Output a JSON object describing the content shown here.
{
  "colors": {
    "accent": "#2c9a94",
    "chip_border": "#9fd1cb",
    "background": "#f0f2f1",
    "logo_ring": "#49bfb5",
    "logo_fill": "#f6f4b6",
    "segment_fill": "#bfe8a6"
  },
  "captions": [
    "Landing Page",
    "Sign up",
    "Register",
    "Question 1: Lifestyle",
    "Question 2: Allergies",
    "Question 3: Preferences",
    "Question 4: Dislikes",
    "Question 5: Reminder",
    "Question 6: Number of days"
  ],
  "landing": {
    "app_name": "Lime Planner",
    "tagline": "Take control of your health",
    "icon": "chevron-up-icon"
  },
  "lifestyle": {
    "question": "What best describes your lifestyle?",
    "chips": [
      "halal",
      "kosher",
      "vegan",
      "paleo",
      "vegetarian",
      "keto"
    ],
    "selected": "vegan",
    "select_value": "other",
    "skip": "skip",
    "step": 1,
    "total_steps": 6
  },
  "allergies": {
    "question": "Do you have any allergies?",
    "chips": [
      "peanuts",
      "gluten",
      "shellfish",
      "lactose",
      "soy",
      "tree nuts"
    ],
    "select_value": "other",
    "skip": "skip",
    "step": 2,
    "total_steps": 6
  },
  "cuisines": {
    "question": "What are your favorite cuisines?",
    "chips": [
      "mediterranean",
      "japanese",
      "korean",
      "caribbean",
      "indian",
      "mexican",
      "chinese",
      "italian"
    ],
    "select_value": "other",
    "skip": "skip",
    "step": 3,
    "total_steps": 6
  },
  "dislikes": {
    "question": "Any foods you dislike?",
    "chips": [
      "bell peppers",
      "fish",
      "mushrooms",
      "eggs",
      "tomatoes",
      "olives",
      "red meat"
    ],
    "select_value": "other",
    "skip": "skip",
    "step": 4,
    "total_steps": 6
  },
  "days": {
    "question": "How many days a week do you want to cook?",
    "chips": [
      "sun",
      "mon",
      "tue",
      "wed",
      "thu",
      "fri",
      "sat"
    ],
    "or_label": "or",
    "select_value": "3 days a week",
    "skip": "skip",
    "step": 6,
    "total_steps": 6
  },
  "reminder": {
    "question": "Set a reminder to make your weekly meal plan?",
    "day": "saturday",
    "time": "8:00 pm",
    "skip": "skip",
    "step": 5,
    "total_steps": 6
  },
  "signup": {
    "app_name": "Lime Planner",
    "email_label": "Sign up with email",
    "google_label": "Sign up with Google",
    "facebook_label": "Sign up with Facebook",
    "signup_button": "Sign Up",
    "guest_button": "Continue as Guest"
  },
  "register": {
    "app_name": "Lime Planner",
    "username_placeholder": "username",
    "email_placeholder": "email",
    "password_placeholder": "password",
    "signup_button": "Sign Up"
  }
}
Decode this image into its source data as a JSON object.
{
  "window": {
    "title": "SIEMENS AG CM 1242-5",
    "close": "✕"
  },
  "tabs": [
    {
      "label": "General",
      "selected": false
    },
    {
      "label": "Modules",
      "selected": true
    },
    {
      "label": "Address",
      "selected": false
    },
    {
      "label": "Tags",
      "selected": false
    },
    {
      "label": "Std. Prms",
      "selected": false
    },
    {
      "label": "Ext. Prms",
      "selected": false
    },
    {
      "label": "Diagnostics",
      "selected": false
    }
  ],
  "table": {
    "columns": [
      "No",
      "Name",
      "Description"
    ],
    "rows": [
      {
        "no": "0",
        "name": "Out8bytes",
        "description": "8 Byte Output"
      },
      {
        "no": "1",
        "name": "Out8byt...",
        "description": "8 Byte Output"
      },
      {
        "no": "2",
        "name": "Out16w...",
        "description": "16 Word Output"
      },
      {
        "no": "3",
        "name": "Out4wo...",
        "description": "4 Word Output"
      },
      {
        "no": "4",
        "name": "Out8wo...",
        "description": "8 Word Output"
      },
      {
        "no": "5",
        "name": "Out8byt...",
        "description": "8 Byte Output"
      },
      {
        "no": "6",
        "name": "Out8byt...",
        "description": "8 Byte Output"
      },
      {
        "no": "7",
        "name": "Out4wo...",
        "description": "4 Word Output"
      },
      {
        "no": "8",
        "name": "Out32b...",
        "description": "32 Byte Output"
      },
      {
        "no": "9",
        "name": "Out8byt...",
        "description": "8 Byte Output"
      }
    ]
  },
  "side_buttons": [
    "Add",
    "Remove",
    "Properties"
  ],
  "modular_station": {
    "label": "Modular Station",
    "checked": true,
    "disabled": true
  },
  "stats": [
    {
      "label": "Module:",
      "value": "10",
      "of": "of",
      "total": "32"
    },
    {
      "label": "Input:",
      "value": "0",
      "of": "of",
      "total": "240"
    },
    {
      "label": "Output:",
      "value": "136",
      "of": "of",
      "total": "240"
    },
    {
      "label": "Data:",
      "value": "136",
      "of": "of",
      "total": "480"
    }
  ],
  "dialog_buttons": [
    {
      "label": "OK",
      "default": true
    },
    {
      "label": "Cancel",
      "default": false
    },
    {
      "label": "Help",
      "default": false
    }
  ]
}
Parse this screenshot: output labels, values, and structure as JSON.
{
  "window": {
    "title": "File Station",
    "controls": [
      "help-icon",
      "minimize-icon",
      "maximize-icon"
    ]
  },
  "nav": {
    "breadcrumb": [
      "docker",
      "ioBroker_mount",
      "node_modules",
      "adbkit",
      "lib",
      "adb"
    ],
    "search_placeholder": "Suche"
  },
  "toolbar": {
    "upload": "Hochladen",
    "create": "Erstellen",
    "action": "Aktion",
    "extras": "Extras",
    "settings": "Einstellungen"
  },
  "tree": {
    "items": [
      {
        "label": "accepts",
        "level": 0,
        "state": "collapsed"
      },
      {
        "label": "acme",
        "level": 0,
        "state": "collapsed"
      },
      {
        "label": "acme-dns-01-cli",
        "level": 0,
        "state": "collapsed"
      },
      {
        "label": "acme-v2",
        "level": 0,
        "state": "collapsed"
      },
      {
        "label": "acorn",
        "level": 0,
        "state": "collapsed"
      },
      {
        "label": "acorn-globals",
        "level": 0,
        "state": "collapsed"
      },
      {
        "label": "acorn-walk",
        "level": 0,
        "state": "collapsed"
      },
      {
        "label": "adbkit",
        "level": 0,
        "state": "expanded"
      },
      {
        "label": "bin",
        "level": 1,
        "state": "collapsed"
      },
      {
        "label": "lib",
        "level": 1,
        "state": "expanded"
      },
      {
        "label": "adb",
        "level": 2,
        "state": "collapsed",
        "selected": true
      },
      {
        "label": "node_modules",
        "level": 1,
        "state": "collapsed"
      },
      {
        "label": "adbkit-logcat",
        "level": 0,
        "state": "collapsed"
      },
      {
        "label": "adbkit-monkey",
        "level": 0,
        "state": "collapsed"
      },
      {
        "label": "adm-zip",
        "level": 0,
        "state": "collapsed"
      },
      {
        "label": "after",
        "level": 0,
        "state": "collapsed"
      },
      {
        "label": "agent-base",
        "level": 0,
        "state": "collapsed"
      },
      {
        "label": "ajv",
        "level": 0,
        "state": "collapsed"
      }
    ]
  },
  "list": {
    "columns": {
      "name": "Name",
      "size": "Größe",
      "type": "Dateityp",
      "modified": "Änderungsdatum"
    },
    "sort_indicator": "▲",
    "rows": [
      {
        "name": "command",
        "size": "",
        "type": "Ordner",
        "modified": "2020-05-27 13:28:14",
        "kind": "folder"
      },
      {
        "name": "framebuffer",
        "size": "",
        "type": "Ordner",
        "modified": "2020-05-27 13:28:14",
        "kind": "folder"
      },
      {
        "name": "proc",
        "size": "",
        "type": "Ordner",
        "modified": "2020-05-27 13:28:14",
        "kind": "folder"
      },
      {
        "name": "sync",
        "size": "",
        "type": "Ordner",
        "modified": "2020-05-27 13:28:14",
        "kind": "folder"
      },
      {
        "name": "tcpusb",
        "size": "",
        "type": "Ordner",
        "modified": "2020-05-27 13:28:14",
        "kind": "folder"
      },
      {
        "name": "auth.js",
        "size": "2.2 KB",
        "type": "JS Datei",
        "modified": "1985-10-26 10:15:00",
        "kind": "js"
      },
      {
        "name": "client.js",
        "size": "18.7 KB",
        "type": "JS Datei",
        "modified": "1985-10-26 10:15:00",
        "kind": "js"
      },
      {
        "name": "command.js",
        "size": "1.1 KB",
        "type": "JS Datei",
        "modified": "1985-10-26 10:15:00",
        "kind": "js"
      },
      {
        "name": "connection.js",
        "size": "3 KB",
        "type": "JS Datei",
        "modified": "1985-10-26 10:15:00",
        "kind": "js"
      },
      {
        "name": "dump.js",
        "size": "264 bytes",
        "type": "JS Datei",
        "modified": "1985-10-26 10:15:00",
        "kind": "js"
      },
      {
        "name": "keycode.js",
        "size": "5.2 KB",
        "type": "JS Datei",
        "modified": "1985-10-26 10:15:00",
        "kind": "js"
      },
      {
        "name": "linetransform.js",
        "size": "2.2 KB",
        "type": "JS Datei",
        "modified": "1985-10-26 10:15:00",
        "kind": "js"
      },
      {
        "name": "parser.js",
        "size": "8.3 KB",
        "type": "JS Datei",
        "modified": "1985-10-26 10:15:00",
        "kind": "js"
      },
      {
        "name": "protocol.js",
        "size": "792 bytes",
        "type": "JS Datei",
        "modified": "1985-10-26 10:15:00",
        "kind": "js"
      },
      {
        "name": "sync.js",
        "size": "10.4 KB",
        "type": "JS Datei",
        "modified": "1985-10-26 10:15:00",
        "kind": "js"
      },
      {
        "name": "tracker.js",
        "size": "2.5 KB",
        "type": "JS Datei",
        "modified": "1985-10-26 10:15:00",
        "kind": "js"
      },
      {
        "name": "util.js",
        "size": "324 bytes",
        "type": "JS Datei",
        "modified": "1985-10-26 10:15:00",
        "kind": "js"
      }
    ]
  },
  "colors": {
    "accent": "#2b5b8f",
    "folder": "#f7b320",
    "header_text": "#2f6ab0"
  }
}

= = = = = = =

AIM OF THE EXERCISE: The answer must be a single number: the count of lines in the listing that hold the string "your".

COMPLETED TASK: 4